This exercise calls for printing every record exactly once more.
Data provided section start
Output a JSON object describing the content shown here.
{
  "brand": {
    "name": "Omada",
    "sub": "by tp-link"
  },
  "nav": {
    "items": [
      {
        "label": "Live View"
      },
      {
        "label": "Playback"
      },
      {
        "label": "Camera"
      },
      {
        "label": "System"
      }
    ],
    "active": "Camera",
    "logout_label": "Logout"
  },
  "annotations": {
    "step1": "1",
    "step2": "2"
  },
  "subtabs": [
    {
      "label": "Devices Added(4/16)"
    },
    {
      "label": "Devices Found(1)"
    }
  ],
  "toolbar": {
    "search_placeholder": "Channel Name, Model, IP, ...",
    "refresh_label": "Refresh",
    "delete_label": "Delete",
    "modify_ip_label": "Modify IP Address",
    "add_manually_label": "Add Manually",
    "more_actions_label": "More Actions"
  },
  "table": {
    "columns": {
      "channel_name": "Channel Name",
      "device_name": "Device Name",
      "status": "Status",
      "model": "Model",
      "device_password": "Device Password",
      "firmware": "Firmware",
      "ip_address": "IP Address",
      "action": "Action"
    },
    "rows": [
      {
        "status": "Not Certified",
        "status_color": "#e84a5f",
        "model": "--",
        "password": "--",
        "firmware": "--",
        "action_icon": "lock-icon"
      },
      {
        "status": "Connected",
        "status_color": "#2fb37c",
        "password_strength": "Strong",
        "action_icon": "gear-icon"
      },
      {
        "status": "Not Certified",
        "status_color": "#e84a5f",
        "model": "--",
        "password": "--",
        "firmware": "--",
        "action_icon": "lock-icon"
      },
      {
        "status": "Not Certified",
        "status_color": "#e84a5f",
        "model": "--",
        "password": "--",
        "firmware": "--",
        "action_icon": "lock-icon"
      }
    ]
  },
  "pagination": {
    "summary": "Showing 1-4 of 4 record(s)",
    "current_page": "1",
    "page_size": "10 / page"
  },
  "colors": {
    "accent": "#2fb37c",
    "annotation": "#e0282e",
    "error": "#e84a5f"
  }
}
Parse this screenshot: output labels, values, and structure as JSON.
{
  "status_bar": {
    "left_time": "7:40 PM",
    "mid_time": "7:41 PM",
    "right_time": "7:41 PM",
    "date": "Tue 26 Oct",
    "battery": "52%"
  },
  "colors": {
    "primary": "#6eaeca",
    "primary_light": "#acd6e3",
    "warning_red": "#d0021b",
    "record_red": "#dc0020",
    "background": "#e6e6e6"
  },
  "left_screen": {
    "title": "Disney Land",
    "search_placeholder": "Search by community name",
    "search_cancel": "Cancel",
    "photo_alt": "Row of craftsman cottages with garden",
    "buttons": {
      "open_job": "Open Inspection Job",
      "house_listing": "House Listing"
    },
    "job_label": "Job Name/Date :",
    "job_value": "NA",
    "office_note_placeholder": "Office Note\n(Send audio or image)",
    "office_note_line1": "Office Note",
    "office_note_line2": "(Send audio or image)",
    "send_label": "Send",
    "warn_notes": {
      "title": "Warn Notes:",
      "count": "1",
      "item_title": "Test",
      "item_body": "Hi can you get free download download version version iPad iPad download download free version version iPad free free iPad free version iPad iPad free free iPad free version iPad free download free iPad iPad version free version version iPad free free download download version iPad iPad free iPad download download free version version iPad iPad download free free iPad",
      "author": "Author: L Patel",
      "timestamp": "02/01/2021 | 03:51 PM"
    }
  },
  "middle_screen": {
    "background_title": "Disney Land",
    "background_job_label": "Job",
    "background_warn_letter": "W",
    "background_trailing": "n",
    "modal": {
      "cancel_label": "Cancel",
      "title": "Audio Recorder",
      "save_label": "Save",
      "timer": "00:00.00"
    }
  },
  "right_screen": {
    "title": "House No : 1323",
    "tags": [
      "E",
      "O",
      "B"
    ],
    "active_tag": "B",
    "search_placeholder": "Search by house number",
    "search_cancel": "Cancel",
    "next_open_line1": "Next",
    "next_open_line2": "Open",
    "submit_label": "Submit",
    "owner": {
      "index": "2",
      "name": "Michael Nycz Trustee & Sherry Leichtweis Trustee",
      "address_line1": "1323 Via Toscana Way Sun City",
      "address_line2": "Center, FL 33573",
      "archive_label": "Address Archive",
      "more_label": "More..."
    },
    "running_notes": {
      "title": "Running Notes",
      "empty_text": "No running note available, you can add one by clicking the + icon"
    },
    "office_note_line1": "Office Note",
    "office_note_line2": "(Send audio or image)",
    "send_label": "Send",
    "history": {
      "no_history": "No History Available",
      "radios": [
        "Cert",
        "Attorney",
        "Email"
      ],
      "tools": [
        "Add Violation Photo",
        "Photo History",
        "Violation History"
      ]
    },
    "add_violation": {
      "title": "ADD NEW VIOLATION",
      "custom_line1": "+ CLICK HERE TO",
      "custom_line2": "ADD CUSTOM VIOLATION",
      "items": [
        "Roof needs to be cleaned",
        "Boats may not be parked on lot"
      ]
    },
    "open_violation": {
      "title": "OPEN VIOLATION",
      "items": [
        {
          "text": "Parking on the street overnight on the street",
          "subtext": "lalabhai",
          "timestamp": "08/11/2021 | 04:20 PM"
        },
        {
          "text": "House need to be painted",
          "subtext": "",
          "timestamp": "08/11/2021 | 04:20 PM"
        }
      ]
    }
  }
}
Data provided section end
(Answer area):
Output a JSON object describing the content shown here.
{
  "brand": {
    "name": "Omada",
    "sub": "by tp-link"
  },
  "nav": {
    "items": [
      {
        "label": "Live View"
      },
      {
        "label": "Playback"
      },
      {
        "label": "Camera"
      },
      {
        "label": "System"
      }
    ],
    "active": "Camera",
    "logout_label": "Logout"
  },
  "annotations": {
    "step1": "1",
    "step2": "2"
  },
  "subtabs": [
    {
      "label": "Devices Added(4/16)"
    },
    {
      "label": "Devices Found(1)"
    }
  ],
  "toolbar": {
    "search_placeholder": "Channel Name, Model, IP, ...",
    "refresh_label": "Refresh",
    "delete_label": "Delete",
    "modify_ip_label": "Modify IP Address",
    "add_manually_label": "Add Manually",
    "more_actions_label": "More Actions"
  },
  "table": {
    "columns": {
      "channel_name": "Channel Name",
      "device_name": "Device Name",
      "status": "Status",
      "model": "Model",
      "device_password": "Device Password",
      "firmware": "Firmware",
      "ip_address": "IP Address",
      "action": "Action"
    },
    "rows": [
      {
        "status": "Not Certified",
        "status_color": "#e84a5f",
        "model": "--",
        "password": "--",
        "firmware": "--",
        "action_icon": "lock-icon"
      },
      {
        "status": "Connected",
        "status_color": "#2fb37c",
        "password_strength": "Strong",
        "action_icon": "gear-icon"
      },
      {
        "status": "Not Certified",
        "status_color": "#e84a5f",
        "model": "--",
        "password": "--",
        "firmware": "--",
        "action_icon": "lock-icon"
      },
      {
        "status": "Not Certified",
        "status_color": "#e84a5f",
        "model": "--",
        "password": "--",
        "firmware": "--",
        "action_icon": "lock-icon"
      }
    ]
  },
  "pagination": {
    "summary": "Showing 1-4 of 4 record(s)",
    "current_page": "1",
    "page_size": "10 / page"
  },
  "colors": {
    "accent": "#2fb37c",
    "annotation": "#e0282e",
    "error": "#e84a5f"
  }
}
Parse this screenshot: output labels, values, and structure as JSON.
{
  "status_bar": {
    "left_time": "7:40 PM",
    "mid_time": "7:41 PM",
    "right_time": "7:41 PM",
    "date": "Tue 26 Oct",
    "battery": "52%"
  },
  "colors": {
    "primary": "#6eaeca",
    "primary_light": "#acd6e3",
    "warning_red": "#d0021b",
    "record_red": "#dc0020",
    "background": "#e6e6e6"
  },
  "left_screen": {
    "title": "Disney Land",
    "search_placeholder": "Search by community name",
    "search_cancel": "Cancel",
    "photo_alt": "Row of craftsman cottages with garden",
    "buttons": {
      "open_job": "Open Inspection Job",
      "house_listing": "House Listing"
    },
    "job_label": "Job Name/Date :",
    "job_value": "NA",
    "office_note_placeholder": "Office Note\n(Send audio or image)",
    "office_note_line1": "Office Note",
    "office_note_line2": "(Send audio or image)",
    "send_label": "Send",
    "warn_notes": {
      "title": "Warn Notes:",
      "count": "1",
      "item_title": "Test",
      "item_body": "Hi can you get free download download version version iPad iPad download download free version version iPad free free iPad free version iPad iPad free free iPad free version iPad free download free iPad iPad version free version version iPad free free download download version iPad iPad free iPad download download free version version iPad iPad download free free iPad",
      "author": "Author: L Patel",
      "timestamp": "02/01/2021 | 03:51 PM"
    }
  },
  "middle_screen": {
    "background_title": "Disney Land",
    "background_job_label": "Job",
    "background_warn_letter": "W",
    "background_trailing": "n",
    "modal": {
      "cancel_label": "Cancel",
      "title": "Audio Recorder",
      "save_label": "Save",
      "timer": "00:00.00"
    }
  },
  "right_screen": {
    "title": "House No : 1323",
    "tags": [
      "E",
      "O",
      "B"
    ],
    "active_tag": "B",
    "search_placeholder": "Search by house number",
    "search_cancel": "Cancel",
    "next_open_line1": "Next",
    "next_open_line2": "Open",
    "submit_label": "Submit",
    "owner": {
      "index": "2",
      "name": "Michael Nycz Trustee & Sherry Leichtweis Trustee",
      "address_line1": "1323 Via Toscana Way Sun City",
      "address_line2": "Center, FL 33573",
      "archive_label": "Address Archive",
      "more_label": "More..."
    },
    "running_notes": {
      "title": "Running Notes",
      "empty_text": "No running note available, you can add one by clicking the + icon"
    },
    "office_note_line1": "Office Note",
    "office_note_line2": "(Send audio or image)",
    "send_label": "Send",
    "history": {
      "no_history": "No History Available",
      "radios": [
        "Cert",
        "Attorney",
        "Email"
      ],
      "tools": [
        "Add Violation Photo",
        "Photo History",
        "Violation History"
      ]
    },
    "add_violation": {
      "title": "ADD NEW VIOLATION",
      "custom_line1": "+ CLICK HERE TO",
      "custom_line2": "ADD CUSTOM VIOLATION",
      "items": [
        "Roof needs to be cleaned",
        "Boats may not be parked on lot"
      ]
    },
    "open_violation": {
      "title": "OPEN VIOLATION",
      "items": [
        {
          "text": "Parking on the street overnight on the street",
          "subtext": "lalabhai",
          "timestamp": "08/11/2021 | 04:20 PM"
        },
        {
          "text": "House need to be painted",
          "subtext": "",
          "timestamp": "08/11/2021 | 04:20 PM"
        }
      ]
    }
  }
}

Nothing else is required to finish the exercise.